Self-Editing for Fiction Writers: How to Edit Yourself into Print by Renni Browne
My rating: 4 of 5 stars
Self-Editing for Fiction Writers got recommended on the Facebook group for the Northwest Independent Writer’s Association, of which I am a member. So I decided to check it out. By and large, I’m glad I did. I’ve now written and released five novels, and I’ve worked with a couple of different editors. And a lot of what I see in this book lines up pretty well with what my best editorial experiences have taught me about my own writing.
Because yes–whether you’re planning on querying to traditional publishers or going indie, your work will require an edit pass. Probably multiple edit passes. And if you can’t afford to hire your own editor, and/or you don’t have handy immediate friends with editing skills in your social circle, you will have to do that editing yourself. This text could do you well as a how-to guide for tackling the job.
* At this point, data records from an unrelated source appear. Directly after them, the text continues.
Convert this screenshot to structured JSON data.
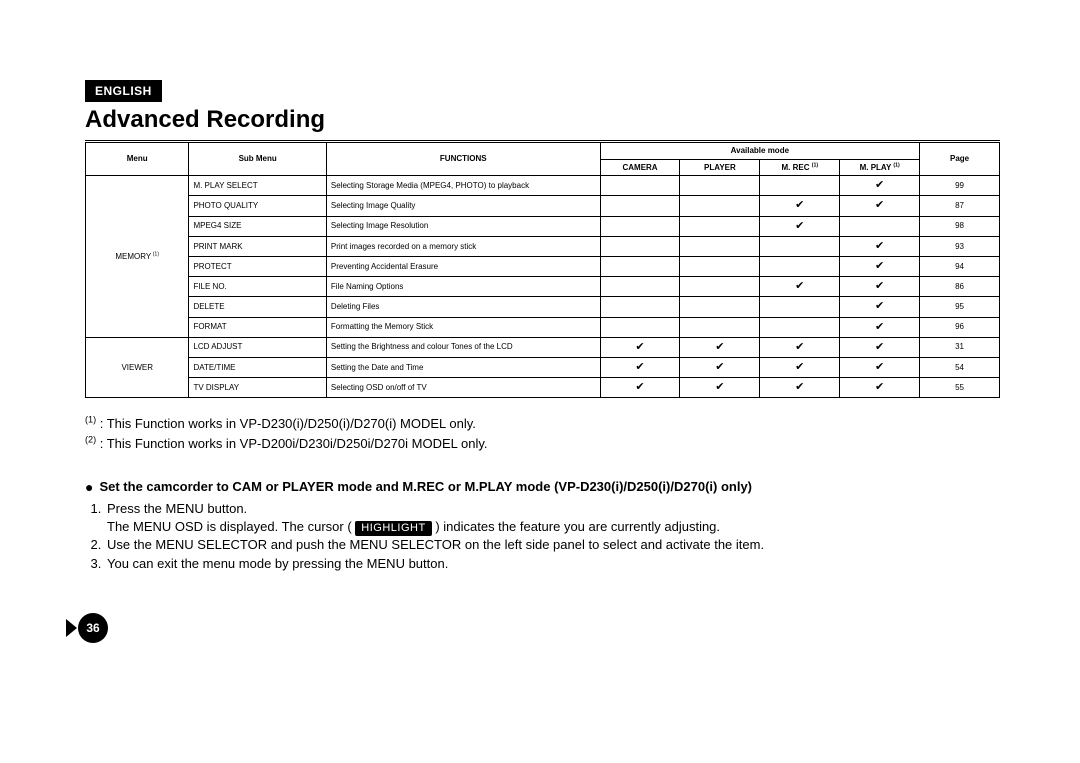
{
  "lang_badge": "ENGLISH",
  "title": "Advanced Recording",
  "table": {
    "hdr_available_mode": "Available mode",
    "hdr_menu": "Menu",
    "hdr_submenu": "Sub Menu",
    "hdr_functions": "FUNCTIONS",
    "hdr_camera": "CAMERA",
    "hdr_player": "PLAYER",
    "hdr_mrec": "M. REC",
    "hdr_mplay": "M. PLAY",
    "hdr_page": "Page",
    "sup1": "(1)",
    "groups": [
      {
        "menu": "MEMORY",
        "menu_sup": "(1)",
        "rows": [
          {
            "sub": "M. PLAY SELECT",
            "func": "Selecting Storage Media (MPEG4, PHOTO) to playback",
            "camera": false,
            "player": false,
            "mrec": false,
            "mplay": true,
            "page": "99"
          },
          {
            "sub": "PHOTO QUALITY",
            "func": "Selecting Image Quality",
            "camera": false,
            "player": false,
            "mrec": true,
            "mplay": true,
            "page": "87"
          },
          {
            "sub": "MPEG4 SIZE",
            "func": "Selecting Image Resolution",
            "camera": false,
            "player": false,
            "mrec": true,
            "mplay": false,
            "page": "98"
          },
          {
            "sub": "PRINT MARK",
            "func": "Print images recorded on a memory stick",
            "camera": false,
            "player": false,
            "mrec": false,
            "mplay": true,
            "page": "93"
          },
          {
            "sub": "PROTECT",
            "func": "Preventing Accidental Erasure",
            "camera": false,
            "player": false,
            "mrec": false,
            "mplay": true,
            "page": "94"
          },
          {
            "sub": "FILE NO.",
            "func": "File Naming Options",
            "camera": false,
            "player": false,
            "mrec": true,
            "mplay": true,
            "page": "86"
          },
          {
            "sub": "DELETE",
            "func": "Deleting Files",
            "camera": false,
            "player": false,
            "mrec": false,
            "mplay": true,
            "page": "95"
          },
          {
            "sub": "FORMAT",
            "func": "Formatting the Memory Stick",
            "camera": false,
            "player": false,
            "mrec": false,
            "mplay": true,
            "page": "96"
          }
        ]
      },
      {
        "menu": "VIEWER",
        "menu_sup": "",
        "rows": [
          {
            "sub": "LCD ADJUST",
            "func": "Setting the Brightness and colour Tones of the LCD",
            "camera": true,
            "player": true,
            "mrec": true,
            "mplay": true,
            "page": "31"
          },
          {
            "sub": "DATE/TIME",
            "func": "Setting the Date and Time",
            "camera": true,
            "player": true,
            "mrec": true,
            "mplay": true,
            "page": "54"
          },
          {
            "sub": "TV DISPLAY",
            "func": "Selecting OSD on/off of TV",
            "camera": true,
            "player": true,
            "mrec": true,
            "mplay": true,
            "page": "55"
          }
        ]
      }
    ]
  },
  "notes": {
    "n1_sup": "(1)",
    "n1_text": " : This Function works in VP-D230(i)/D250(i)/D270(i) MODEL only.",
    "n2_sup": "(2)",
    "n2_text": " : This Function works in VP-D200i/D230i/D250i/D270i MODEL only."
  },
  "bold_line": "Set the camcorder to CAM or PLAYER mode and M.REC or M.PLAY mode (VP-D230(i)/D250(i)/D270(i) only)",
  "instructions": {
    "i1": "Press the MENU button.",
    "i1b_pre": "The MENU OSD is displayed. The cursor ( ",
    "highlight_label": "HIGHLIGHT",
    "i1b_post": " ) indicates the feature you are currently adjusting.",
    "i2": "Use the MENU SELECTOR and push the MENU SELECTOR on the left side panel to select and activate the item.",
    "i3": "You can exit the menu mode by pressing the MENU button."
  },
  "page_number": "36"
}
Here are some of the things the book discusses that I’ve learned about in my own editorial experiences: minimizing dialogue tags, and when you actually do need one, it’s okay to use ‘said’, really; minimizing use of dialect for effect, and techniques to capture the cadence of a character’s accent without making him or her unreadable; using action beats instead of dialogue tags to convey who’s speaking, and how; and all the various ways to think about handling point of view.
There are a lot of exercises in the various chapters as well, on which you can practice. I skipped those, just because I’ve actually gotten in a fair amount of editing practice at this point, working with my own stuff. But if you haven’t edited yourself or someone else’s work before, you might try those and see how valuable they are for you. Me, I’ll be buying myself a copy of this for reference, now that I’ve read the library checkout copy. Four stars.